Every line below that holds the string "title" should be copied out.

*** Opening of INFORMATION ***

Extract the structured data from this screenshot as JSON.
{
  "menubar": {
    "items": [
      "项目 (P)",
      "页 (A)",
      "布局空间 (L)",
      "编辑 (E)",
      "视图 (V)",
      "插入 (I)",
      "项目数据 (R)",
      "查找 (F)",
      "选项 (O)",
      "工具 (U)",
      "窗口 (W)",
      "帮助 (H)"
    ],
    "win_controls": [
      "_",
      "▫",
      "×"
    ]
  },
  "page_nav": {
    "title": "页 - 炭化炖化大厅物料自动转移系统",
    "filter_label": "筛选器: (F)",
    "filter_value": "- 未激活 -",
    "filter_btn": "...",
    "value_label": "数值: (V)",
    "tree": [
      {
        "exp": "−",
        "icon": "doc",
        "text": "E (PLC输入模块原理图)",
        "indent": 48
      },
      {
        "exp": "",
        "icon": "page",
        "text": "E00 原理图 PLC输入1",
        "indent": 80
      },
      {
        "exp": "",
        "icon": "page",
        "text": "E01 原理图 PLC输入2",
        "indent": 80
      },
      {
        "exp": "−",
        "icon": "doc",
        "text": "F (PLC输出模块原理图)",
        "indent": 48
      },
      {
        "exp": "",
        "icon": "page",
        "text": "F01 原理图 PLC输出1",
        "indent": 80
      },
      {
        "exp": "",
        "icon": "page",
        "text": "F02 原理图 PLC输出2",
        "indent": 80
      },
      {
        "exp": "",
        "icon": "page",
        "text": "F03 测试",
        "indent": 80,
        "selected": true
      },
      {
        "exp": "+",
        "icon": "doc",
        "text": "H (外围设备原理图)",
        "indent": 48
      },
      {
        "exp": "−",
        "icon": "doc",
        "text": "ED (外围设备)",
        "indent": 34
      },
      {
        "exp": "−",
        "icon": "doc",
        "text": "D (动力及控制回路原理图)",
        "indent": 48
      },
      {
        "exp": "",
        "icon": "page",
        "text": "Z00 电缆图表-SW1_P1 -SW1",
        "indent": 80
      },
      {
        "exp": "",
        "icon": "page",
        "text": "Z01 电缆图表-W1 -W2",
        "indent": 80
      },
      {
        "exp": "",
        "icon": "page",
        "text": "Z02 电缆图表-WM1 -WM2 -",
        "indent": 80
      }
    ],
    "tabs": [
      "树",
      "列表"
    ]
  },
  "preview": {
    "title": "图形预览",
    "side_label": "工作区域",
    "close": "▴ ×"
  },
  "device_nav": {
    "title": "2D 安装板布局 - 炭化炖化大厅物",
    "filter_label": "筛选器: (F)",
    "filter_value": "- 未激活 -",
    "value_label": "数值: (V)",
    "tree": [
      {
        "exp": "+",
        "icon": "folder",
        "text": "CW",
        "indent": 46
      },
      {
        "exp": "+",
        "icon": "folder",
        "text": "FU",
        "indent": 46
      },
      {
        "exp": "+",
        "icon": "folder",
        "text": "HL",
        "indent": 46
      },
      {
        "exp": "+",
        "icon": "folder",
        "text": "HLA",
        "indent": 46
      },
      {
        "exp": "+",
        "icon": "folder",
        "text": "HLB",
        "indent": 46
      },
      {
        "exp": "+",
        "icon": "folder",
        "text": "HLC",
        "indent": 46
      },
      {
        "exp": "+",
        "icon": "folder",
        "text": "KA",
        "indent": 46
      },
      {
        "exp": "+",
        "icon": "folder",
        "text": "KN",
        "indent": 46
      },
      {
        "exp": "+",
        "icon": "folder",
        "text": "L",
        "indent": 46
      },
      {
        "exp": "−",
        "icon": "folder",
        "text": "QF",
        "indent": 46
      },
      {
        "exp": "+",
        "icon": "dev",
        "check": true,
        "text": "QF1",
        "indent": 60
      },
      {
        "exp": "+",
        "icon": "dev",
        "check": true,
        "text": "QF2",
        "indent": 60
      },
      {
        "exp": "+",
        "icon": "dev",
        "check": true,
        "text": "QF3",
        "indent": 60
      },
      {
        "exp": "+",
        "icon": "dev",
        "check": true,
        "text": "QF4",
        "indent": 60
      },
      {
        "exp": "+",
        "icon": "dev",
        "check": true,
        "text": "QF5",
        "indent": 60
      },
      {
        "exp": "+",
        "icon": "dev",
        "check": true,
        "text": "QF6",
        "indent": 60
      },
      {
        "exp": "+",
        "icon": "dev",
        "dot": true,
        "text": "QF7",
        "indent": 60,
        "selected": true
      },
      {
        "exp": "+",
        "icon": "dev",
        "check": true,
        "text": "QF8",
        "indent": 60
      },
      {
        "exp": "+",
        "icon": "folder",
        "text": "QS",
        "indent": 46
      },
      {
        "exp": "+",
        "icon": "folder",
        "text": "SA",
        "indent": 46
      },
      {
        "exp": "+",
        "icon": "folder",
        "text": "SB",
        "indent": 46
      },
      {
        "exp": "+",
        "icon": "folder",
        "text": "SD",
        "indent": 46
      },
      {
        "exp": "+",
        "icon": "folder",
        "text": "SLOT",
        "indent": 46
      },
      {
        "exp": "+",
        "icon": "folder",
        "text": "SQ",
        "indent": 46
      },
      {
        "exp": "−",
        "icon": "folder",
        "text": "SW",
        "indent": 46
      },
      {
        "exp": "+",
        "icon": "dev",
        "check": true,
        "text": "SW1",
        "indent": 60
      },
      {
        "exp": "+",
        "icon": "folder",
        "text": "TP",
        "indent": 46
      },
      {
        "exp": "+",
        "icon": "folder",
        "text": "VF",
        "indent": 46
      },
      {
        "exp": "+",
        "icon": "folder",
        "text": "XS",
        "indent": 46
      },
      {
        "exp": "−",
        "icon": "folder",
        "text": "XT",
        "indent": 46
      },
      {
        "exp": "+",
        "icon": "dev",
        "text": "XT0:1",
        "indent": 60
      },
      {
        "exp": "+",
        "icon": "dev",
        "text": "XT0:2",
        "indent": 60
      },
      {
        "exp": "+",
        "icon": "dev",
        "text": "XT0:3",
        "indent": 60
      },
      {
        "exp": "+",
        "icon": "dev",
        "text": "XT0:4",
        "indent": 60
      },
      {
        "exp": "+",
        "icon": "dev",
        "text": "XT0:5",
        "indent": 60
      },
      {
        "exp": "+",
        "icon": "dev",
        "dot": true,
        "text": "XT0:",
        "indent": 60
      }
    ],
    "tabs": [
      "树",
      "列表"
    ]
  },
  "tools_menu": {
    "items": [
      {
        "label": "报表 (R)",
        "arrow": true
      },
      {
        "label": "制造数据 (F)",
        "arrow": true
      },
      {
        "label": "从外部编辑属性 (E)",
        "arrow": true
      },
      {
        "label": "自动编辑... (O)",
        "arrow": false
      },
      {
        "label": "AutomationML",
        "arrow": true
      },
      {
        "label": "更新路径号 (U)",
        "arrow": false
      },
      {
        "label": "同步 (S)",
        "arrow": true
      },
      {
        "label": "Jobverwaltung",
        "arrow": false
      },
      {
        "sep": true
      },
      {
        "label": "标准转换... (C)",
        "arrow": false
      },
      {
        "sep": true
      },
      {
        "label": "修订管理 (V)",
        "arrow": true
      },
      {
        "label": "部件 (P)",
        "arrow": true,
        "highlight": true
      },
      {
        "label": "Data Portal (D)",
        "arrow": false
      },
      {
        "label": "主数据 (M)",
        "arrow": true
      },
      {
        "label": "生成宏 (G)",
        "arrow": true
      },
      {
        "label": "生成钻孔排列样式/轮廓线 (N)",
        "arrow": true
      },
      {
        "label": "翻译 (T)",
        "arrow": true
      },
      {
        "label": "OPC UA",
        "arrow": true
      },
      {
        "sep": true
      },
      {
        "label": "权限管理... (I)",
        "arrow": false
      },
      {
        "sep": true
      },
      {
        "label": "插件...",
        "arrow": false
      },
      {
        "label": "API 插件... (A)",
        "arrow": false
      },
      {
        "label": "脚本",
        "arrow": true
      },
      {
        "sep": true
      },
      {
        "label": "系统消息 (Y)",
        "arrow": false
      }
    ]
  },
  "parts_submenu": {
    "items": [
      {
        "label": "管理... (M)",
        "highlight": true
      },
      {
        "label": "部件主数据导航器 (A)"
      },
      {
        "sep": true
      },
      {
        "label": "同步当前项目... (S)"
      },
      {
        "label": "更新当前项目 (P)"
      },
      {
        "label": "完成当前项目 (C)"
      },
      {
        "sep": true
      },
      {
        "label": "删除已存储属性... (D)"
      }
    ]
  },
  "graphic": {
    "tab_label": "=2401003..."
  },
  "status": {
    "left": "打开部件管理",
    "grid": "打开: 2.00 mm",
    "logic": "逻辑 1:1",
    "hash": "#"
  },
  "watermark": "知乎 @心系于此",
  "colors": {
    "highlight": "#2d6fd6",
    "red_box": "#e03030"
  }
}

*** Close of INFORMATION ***

SOLVED EXERCISE:
    "title": "页 - 炭化炖化大厅物料自动转移系统",
    "title": "图形预览",
    "title": "2D 安装板布局 - 炭化炖化大厅物",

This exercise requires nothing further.